(Dataset entries)
· · · ·

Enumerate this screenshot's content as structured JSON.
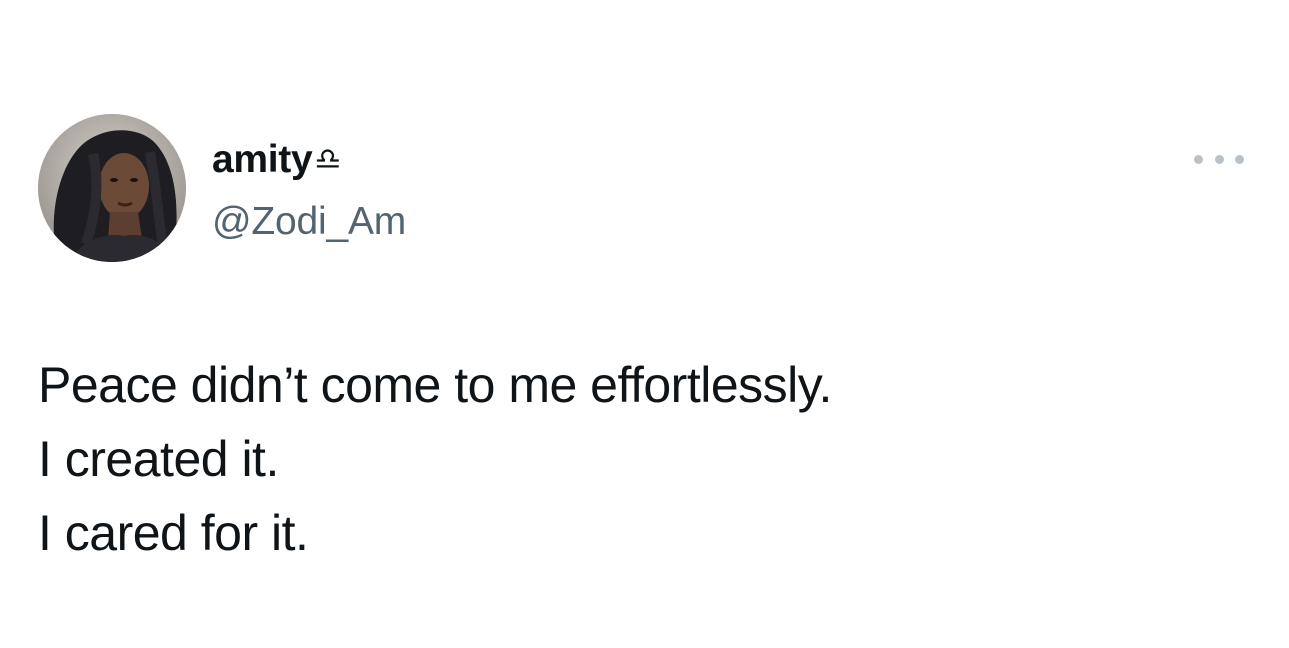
{
  "tweet": {
    "author": {
      "display_name": "amity",
      "name_emoji": "♎",
      "handle": "@Zodi_Am",
      "avatar_icon": "profile-photo"
    },
    "more_icon": "more-horizontal-icon",
    "text_lines": [
      "Peace didn’t come to me effortlessly.",
      "I created it.",
      "I cared for it."
    ]
  },
  "colors": {
    "text_primary": "#0f1419",
    "text_secondary": "#536471",
    "icon_muted": "#b9c1c8",
    "background": "#ffffff"
  }
}
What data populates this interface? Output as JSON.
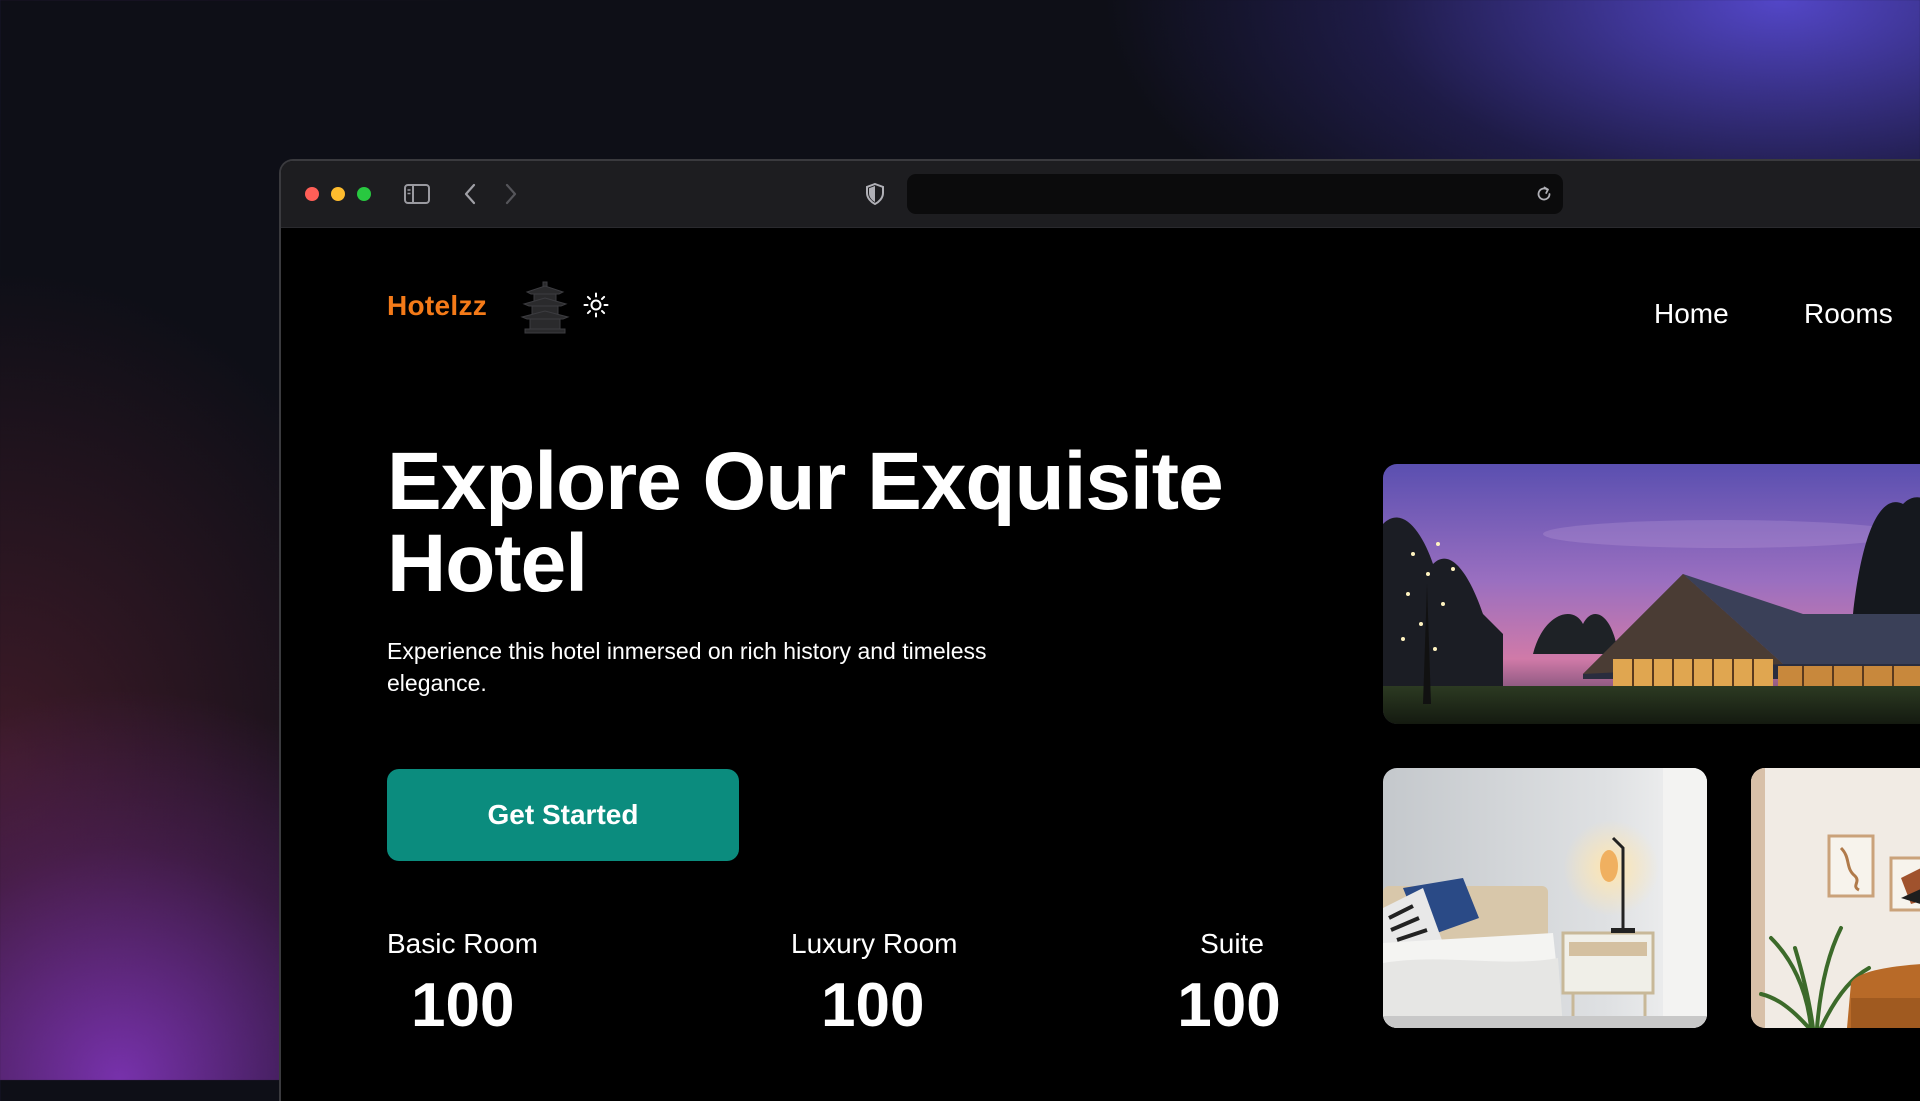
{
  "browser": {
    "icons": [
      "sidebar-icon",
      "chevron-left-icon",
      "chevron-right-icon",
      "shield-icon",
      "reload-icon"
    ],
    "url": ""
  },
  "header": {
    "brand": "Hotelzz",
    "logo_icon": "pagoda-icon",
    "theme_icon": "sun-icon",
    "nav": [
      {
        "label": "Home"
      },
      {
        "label": "Rooms"
      }
    ]
  },
  "hero": {
    "title": "Explore Our Exquisite Hotel",
    "subtitle": "Experience this hotel inmersed on rich history and timeless elegance.",
    "cta_label": "Get Started"
  },
  "stats": [
    {
      "label": "Basic Room",
      "value": "100"
    },
    {
      "label": "Luxury Room",
      "value": "100"
    },
    {
      "label": "Suite",
      "value": "100"
    }
  ],
  "colors": {
    "brand": "#f47a18",
    "cta": "#0b8c7e",
    "page_bg": "#000000",
    "toolbar_bg": "#1d1d20"
  }
}
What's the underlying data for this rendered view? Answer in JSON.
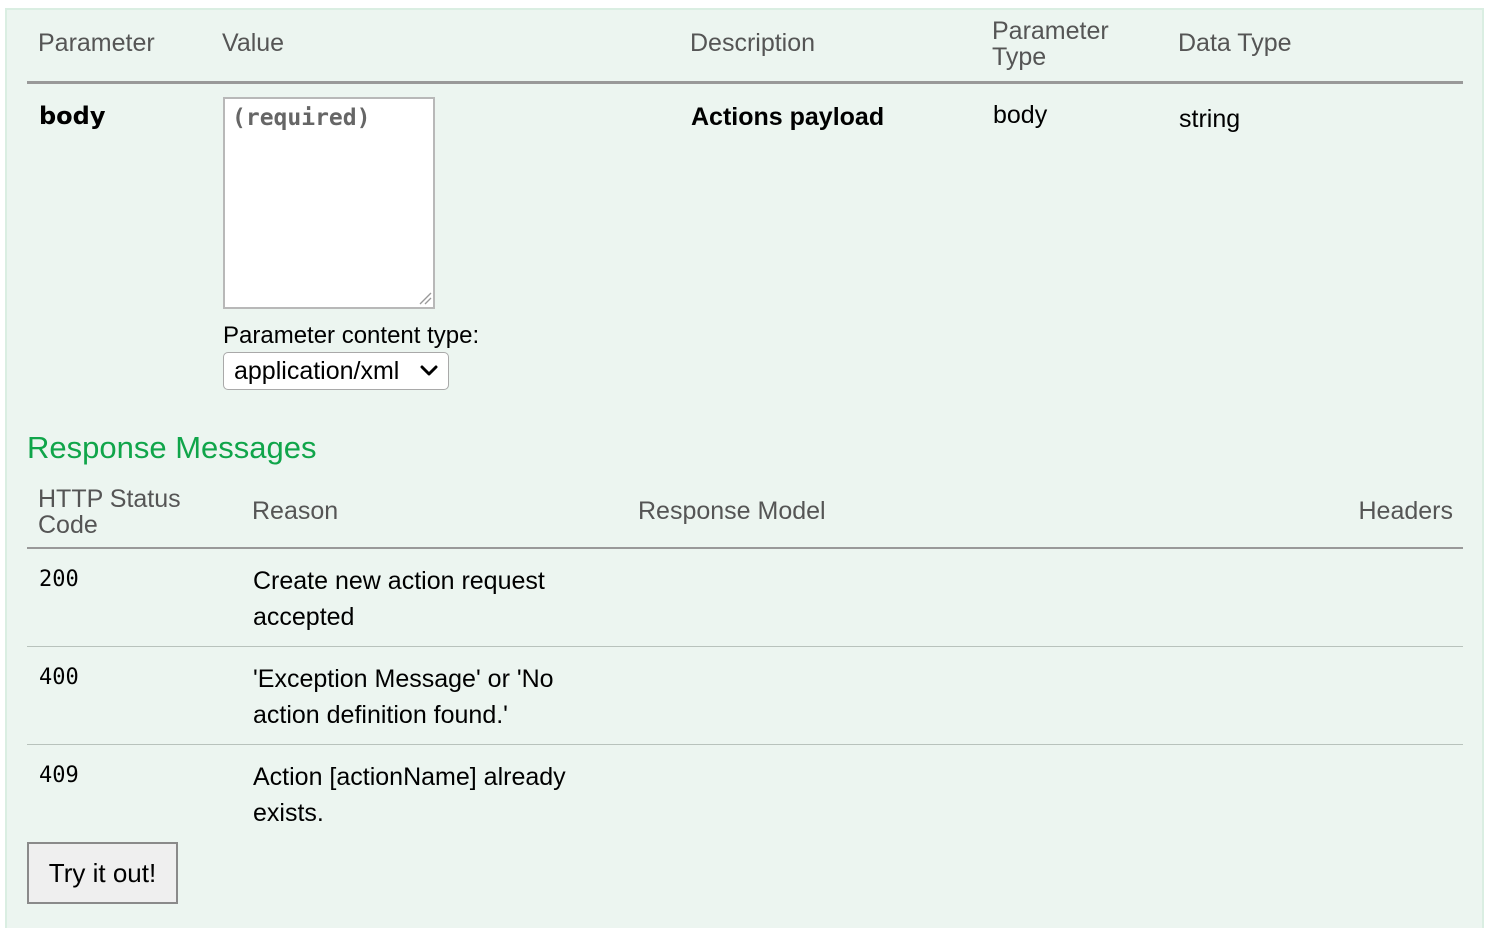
{
  "parameters": {
    "headers": {
      "parameter": "Parameter",
      "value": "Value",
      "description": "Description",
      "parameter_type_line1": "Parameter",
      "parameter_type_line2": "Type",
      "data_type": "Data Type"
    },
    "row": {
      "name": "body",
      "value_placeholder": "(required)",
      "content_type_label": "Parameter content type:",
      "content_type_selected": "application/xml",
      "description": "Actions payload",
      "parameter_type": "body",
      "data_type": "string"
    }
  },
  "responses": {
    "title": "Response Messages",
    "headers": {
      "status_line1": "HTTP Status",
      "status_line2": "Code",
      "reason": "Reason",
      "model": "Response Model",
      "headers": "Headers"
    },
    "rows": [
      {
        "code": "200",
        "reason": "Create new action request accepted"
      },
      {
        "code": "400",
        "reason": "'Exception Message' or 'No action definition found.'"
      },
      {
        "code": "409",
        "reason": "Action [actionName] already exists."
      }
    ]
  },
  "try_button": {
    "label": "Try it out!"
  },
  "colors": {
    "panel_bg": "#ecf5f0",
    "panel_border": "#daeee2",
    "section_title": "#10a54a",
    "header_text": "#555555"
  }
}
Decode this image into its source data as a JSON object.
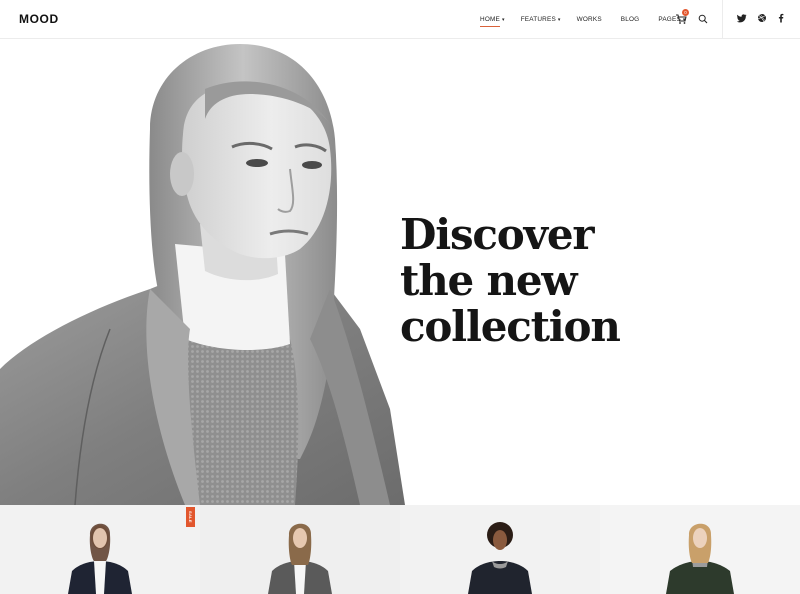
{
  "brand": {
    "logo": "MOOD",
    "accent": "#d9623a"
  },
  "nav": {
    "items": [
      {
        "label": "HOME",
        "has_dropdown": true,
        "active": true
      },
      {
        "label": "FEATURES",
        "has_dropdown": true,
        "active": false
      },
      {
        "label": "WORKS",
        "has_dropdown": false,
        "active": false
      },
      {
        "label": "BLOG",
        "has_dropdown": false,
        "active": false
      },
      {
        "label": "PAGES",
        "has_dropdown": true,
        "active": false
      }
    ],
    "cart_count": "0",
    "icons": [
      "cart-icon",
      "search-icon"
    ],
    "social_icons": [
      "twitter-icon",
      "dribbble-icon",
      "facebook-icon"
    ]
  },
  "hero": {
    "title_line1": "Discover",
    "title_line2": "the new",
    "title_line3": "collection"
  },
  "products": {
    "sale_label": "SALE",
    "items": [
      {
        "coat_color": "#1f2433"
      },
      {
        "coat_color": "#5a5a5a"
      },
      {
        "coat_color": "#20242e"
      },
      {
        "coat_color": "#2d3a2c"
      }
    ]
  }
}
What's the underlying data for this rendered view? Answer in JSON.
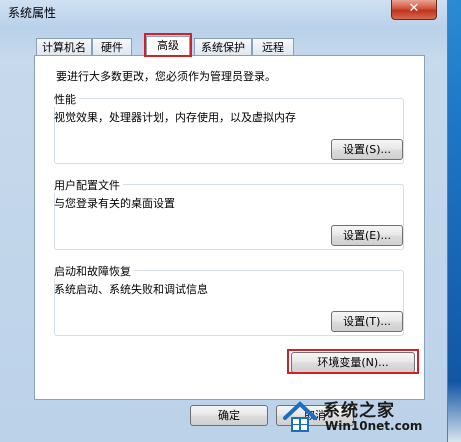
{
  "window": {
    "title": "系统属性",
    "close": "✕"
  },
  "tabs": [
    {
      "label": "计算机名"
    },
    {
      "label": "硬件"
    },
    {
      "label": "高级",
      "active": true
    },
    {
      "label": "系统保护"
    },
    {
      "label": "远程"
    }
  ],
  "admin_note": "要进行大多数更改，您必须作为管理员登录。",
  "performance": {
    "label": "性能",
    "desc": "视觉效果，处理器计划，内存使用，以及虚拟内存",
    "button": "设置(S)..."
  },
  "user_profiles": {
    "label": "用户配置文件",
    "desc": "与您登录有关的桌面设置",
    "button": "设置(E)..."
  },
  "startup_recovery": {
    "label": "启动和故障恢复",
    "desc": "系统启动、系统失败和调试信息",
    "button": "设置(T)..."
  },
  "env_vars_button": "环境变量(N)...",
  "footer": {
    "ok": "确定",
    "cancel": "取消"
  },
  "watermark": {
    "title": "系统之家",
    "url": "Win10net.com"
  },
  "colors": {
    "highlight": "#d0202a",
    "close_button": "#c0331d"
  }
}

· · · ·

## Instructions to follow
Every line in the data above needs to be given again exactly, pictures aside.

## Task answer
Enumerate this screenshot's content as structured JSON.
{
  "tweet": {
    "author": {
      "display_name": "amity",
      "name_emoji": "♎",
      "handle": "@Zodi_Am",
      "avatar_icon": "profile-photo"
    },
    "more_icon": "more-horizontal-icon",
    "text_lines": [
      "Peace didn’t come to me effortlessly.",
      "I created it.",
      "I cared for it."
    ]
  },
  "colors": {
    "text_primary": "#0f1419",
    "text_secondary": "#536471",
    "icon_muted": "#b9c1c8",
    "background": "#ffffff"
  }
}
What data populates this interface? Output as JSON.
{
  "browser": {
    "icons": [
      "sidebar-icon",
      "chevron-left-icon",
      "chevron-right-icon",
      "shield-icon",
      "reload-icon"
    ],
    "url": ""
  },
  "header": {
    "brand": "Hotelzz",
    "logo_icon": "pagoda-icon",
    "theme_icon": "sun-icon",
    "nav": [
      {
        "label": "Home"
      },
      {
        "label": "Rooms"
      }
    ]
  },
  "hero": {
    "title": "Explore Our Exquisite Hotel",
    "subtitle": "Experience this hotel inmersed on rich history and timeless elegance.",
    "cta_label": "Get Started"
  },
  "stats": [
    {
      "label": "Basic Room",
      "value": "100"
    },
    {
      "label": "Luxury Room",
      "value": "100"
    },
    {
      "label": "Suite",
      "value": "100"
    }
  ],
  "colors": {
    "brand": "#f47a18",
    "cta": "#0b8c7e",
    "page_bg": "#000000",
    "toolbar_bg": "#1d1d20"
  }
}
What's the underlying data for this rendered view? Answer in JSON.
{
  "parameters": {
    "headers": {
      "parameter": "Parameter",
      "value": "Value",
      "description": "Description",
      "parameter_type_line1": "Parameter",
      "parameter_type_line2": "Type",
      "data_type": "Data Type"
    },
    "row": {
      "name": "body",
      "value_placeholder": "(required)",
      "content_type_label": "Parameter content type:",
      "content_type_selected": "application/xml",
      "description": "Actions payload",
      "parameter_type": "body",
      "data_type": "string"
    }
  },
  "responses": {
    "title": "Response Messages",
    "headers": {
      "status_line1": "HTTP Status",
      "status_line2": "Code",
      "reason": "Reason",
      "model": "Response Model",
      "headers": "Headers"
    },
    "rows": [
      {
        "code": "200",
        "reason": "Create new action request accepted"
      },
      {
        "code": "400",
        "reason": "'Exception Message' or 'No action definition found.'"
      },
      {
        "code": "409",
        "reason": "Action [actionName] already exists."
      }
    ]
  },
  "try_button": {
    "label": "Try it out!"
  },
  "colors": {
    "panel_bg": "#ecf5f0",
    "panel_border": "#daeee2",
    "section_title": "#10a54a",
    "header_text": "#555555"
  }
}
Decode this image into its source data as a JSON object.
{
  "brand": {
    "logo": "MOOD",
    "accent": "#d9623a"
  },
  "nav": {
    "items": [
      {
        "label": "HOME",
        "has_dropdown": true,
        "active": true
      },
      {
        "label": "FEATURES",
        "has_dropdown": true,
        "active": false
      },
      {
        "label": "WORKS",
        "has_dropdown": false,
        "active": false
      },
      {
        "label": "BLOG",
        "has_dropdown": false,
        "active": false
      },
      {
        "label": "PAGES",
        "has_dropdown": true,
        "active": false
      }
    ],
    "cart_count": "0",
    "icons": [
      "cart-icon",
      "search-icon"
    ],
    "social_icons": [
      "twitter-icon",
      "dribbble-icon",
      "facebook-icon"
    ]
  },
  "hero": {
    "title_line1": "Discover",
    "title_line2": "the new",
    "title_line3": "collection"
  },
  "products": {
    "sale_label": "SALE",
    "items": [
      {
        "coat_color": "#1f2433"
      },
      {
        "coat_color": "#5a5a5a"
      },
      {
        "coat_color": "#20242e"
      },
      {
        "coat_color": "#2d3a2c"
      }
    ]
  }
}
What's the underlying data for this rendered view? Answer in JSON.
{
  "window": {
    "title": "系统属性",
    "close": "✕"
  },
  "tabs": [
    {
      "label": "计算机名"
    },
    {
      "label": "硬件"
    },
    {
      "label": "高级",
      "active": true
    },
    {
      "label": "系统保护"
    },
    {
      "label": "远程"
    }
  ],
  "admin_note": "要进行大多数更改，您必须作为管理员登录。",
  "performance": {
    "label": "性能",
    "desc": "视觉效果，处理器计划，内存使用，以及虚拟内存",
    "button": "设置(S)..."
  },
  "user_profiles": {
    "label": "用户配置文件",
    "desc": "与您登录有关的桌面设置",
    "button": "设置(E)..."
  },
  "startup_recovery": {
    "label": "启动和故障恢复",
    "desc": "系统启动、系统失败和调试信息",
    "button": "设置(T)..."
  },
  "env_vars_button": "环境变量(N)...",
  "footer": {
    "ok": "确定",
    "cancel": "取消"
  },
  "watermark": {
    "title": "系统之家",
    "url": "Win10net.com"
  },
  "colors": {
    "highlight": "#d0202a",
    "close_button": "#c0331d"
  }
}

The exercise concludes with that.